I’ve had this little drip-drip-drip on the front floor of the Cayenne for about a year.
It only seemed to happen after hot weather and lots of aircon use.
It never seemed to be a problem.
Just goes to show how wrong I am at times.
hashtag epicly wrong.
Long Story Short
The occasional drip drip (onto the drivers foot and also sometimes passengers foot) slowly soaks into floor mats. Overtime this is trapped under the floor mats in the hugely spongy underlay.
This leads to water damage and corrosion of some electrical wires under there. These corroded wires will eventually (incorrectly) send bad signals to the engine computer which then lights up the dashboard like a Christmas tree and scares you half to death: warnings of Brake Proportioning, ABS Failure, Key not recognized and some others.
But don’t panic – help is easy for anyone with some basic tools and the urge to fix it themselves (rather than the $1800 I was quoted by Porsche)
It took me a lot of trial and error to find these culprits but it’s done and I managed to video each part. I will edit a video together showing how to do it. It’s really very simple. This definitely seems to be a design flaw from the Porsche Peeps and hopefully my solution will help some other folks out…
UPDATE – I found the DRIP DRIP DRIP and fixed it.
I just stumbled across this video by a German youtuber called Techben: I love his videography style and (obviously) his awesome Porsche 911E Targa.
“In meinem heutigen CINEMATIC-VIDEO zum Porsche 911E Targa, zeige ich was mit der Sony a6300 (Kit-Objektiv) in Kombination mit der Inspire 1, GoPro Hero 4 und Edelkrone Slider so möglich ist.”

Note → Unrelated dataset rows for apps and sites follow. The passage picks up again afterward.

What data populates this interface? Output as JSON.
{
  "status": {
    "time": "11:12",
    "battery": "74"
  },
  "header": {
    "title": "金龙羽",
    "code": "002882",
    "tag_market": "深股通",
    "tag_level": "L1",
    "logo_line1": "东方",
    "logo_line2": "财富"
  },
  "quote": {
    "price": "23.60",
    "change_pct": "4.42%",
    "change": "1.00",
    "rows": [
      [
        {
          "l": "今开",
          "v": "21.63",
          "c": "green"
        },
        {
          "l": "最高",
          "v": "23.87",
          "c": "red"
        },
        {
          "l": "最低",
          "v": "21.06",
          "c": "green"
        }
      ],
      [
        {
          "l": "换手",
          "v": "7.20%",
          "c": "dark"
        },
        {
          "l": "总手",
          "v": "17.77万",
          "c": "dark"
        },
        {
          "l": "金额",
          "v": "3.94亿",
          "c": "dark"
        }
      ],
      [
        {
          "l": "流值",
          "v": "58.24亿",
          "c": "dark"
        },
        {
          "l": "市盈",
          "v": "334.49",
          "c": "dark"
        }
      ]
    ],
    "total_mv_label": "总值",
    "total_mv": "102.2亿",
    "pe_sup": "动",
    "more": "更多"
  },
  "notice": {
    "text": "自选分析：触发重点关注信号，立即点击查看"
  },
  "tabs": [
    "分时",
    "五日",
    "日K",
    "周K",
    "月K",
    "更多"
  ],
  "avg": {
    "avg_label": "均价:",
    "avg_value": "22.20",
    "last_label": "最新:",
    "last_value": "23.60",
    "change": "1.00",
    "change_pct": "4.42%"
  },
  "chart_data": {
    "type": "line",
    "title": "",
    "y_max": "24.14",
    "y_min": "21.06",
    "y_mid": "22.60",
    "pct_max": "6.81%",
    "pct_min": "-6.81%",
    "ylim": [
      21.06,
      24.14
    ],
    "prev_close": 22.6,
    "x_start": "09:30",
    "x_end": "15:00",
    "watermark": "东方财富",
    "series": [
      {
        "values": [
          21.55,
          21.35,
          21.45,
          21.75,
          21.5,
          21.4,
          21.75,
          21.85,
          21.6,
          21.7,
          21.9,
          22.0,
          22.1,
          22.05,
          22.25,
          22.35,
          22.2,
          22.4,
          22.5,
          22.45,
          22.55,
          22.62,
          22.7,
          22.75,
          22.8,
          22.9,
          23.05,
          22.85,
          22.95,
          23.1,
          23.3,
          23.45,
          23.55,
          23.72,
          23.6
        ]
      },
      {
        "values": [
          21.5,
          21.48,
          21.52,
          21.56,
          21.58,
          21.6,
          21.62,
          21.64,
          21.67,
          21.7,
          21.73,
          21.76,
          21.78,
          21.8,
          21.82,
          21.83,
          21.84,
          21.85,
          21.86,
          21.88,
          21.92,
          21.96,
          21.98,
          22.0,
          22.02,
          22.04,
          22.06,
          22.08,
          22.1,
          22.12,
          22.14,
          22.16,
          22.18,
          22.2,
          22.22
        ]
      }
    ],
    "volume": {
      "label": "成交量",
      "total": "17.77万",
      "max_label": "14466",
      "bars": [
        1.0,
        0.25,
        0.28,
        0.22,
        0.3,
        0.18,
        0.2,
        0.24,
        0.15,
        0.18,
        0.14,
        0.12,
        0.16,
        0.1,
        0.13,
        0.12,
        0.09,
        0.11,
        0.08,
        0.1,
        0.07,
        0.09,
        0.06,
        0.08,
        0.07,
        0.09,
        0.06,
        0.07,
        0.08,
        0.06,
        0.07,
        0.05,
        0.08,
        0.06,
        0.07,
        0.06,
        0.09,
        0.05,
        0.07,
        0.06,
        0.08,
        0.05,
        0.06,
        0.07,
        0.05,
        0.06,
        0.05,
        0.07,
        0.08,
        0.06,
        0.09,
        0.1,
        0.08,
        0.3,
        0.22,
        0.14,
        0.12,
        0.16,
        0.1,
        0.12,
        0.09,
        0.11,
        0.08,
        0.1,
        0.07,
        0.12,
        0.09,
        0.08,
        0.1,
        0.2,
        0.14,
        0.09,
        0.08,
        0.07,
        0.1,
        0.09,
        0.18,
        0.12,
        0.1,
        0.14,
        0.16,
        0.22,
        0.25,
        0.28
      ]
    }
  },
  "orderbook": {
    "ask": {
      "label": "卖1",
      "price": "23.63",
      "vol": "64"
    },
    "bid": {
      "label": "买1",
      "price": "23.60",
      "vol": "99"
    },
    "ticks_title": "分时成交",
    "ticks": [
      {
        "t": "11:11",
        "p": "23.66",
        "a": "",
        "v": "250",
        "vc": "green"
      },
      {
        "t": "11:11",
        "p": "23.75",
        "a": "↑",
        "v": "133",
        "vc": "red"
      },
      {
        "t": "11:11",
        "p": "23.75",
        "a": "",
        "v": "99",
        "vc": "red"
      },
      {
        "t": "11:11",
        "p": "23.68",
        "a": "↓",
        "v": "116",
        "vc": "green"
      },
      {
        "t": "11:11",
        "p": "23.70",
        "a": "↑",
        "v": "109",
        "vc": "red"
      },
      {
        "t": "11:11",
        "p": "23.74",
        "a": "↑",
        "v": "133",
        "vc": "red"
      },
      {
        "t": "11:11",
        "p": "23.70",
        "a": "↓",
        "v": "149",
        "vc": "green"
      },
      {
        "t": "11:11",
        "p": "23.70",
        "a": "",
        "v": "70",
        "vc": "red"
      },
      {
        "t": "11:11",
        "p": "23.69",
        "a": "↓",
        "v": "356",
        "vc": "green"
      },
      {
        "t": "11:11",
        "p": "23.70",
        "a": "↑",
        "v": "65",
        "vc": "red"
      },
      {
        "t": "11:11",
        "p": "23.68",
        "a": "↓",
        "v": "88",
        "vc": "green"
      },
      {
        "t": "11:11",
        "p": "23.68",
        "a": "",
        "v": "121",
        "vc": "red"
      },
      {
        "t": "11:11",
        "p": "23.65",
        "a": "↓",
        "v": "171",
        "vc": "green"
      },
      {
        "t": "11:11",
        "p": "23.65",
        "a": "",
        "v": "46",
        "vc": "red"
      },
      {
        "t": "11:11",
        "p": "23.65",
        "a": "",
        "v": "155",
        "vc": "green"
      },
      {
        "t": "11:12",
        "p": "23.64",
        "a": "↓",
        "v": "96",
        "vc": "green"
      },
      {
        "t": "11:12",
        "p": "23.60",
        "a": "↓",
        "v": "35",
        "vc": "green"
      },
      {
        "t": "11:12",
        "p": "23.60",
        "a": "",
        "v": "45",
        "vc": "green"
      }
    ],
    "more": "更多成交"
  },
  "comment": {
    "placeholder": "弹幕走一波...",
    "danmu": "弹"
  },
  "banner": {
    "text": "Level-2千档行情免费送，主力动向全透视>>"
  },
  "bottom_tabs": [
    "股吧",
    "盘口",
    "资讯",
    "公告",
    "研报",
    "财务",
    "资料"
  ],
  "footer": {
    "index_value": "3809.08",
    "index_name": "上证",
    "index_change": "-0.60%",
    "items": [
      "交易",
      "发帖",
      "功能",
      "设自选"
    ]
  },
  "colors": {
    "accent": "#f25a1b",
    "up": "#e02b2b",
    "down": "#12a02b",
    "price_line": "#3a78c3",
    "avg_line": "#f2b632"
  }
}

“In my current CINEMATIC-VIDEO to the Porsche 911E Targa, I show what is possible with the Sony a6300 (kit lens) in combination with the Inspire 1, GoPro Hero 4 and Edelkrone slider.”
Is there a midget with a hammer hiding inside your Porsche Cayenne (or VW Tourag) gearbox? Does light acceleration make your car twitter like a flock of angry birds? Chances are it’s the Porsche Cayenne Drive Shaft support failing – This part is basically a rubber support that is in the middle of the driveshaft. This is a well known piece that wears out on Porsche Cayenne (and VW Tourags) at around 100k miles. On mine it suddenly wore out quite spectacularly, while pulling away reasonably hard into traffic there was a loud *BANG* and then *KNOCK KNOCK KNOCK KNOCK* which sounded like it was coming from inside the gear box housing, or where the gear change lever is.
I was quoted $2000+ to fix this from a local Porsche Dealer so decided to do it myself. I’m a noob mechanic and this is the first mechanical thing I have ever undertaken with this car.
This “Porsche Cayenne Drive Shaft” fix was a simple procedure (even for a mechanically inept buffoon such as myself) and took me about 40 minutes, and that is including reading instructions, trying to records this nonsense and (obviously) spending many minutes trying to squeeze my fat belly under the car….
I don’t work for Vertex nor do I have any interest – but it fixed the problem and was easy for a fat fingered mechanically inept gray haired old fart like me to install!
You can buy the part from VERTEX and will need to buy some ramps (about $40) and an angle grinder (also about $40-50) and then a few basic tools (couple of spanners, some wire snips and a razor blade to trim the old rubber off the center support on the drive shaft).
I just stumbled across this wonderful video on YouTube, a bunch of guys driving various Porsche 911 models around the beautiful curvy Austrian roads. With a only 35 views and only 2 likes? This video needs some adverting, it’s wonderful!
I know nothing about the YouTube channel Unique 911 Driving but I’m subscribed and hoping for new videos soon. Described as “…a group of Porsche 911 enthusiasts, who love this car and spend quality time together to get out and drive. Here we share some of our experiences.”
I’m looking forward to the next 911 adventure. 🙂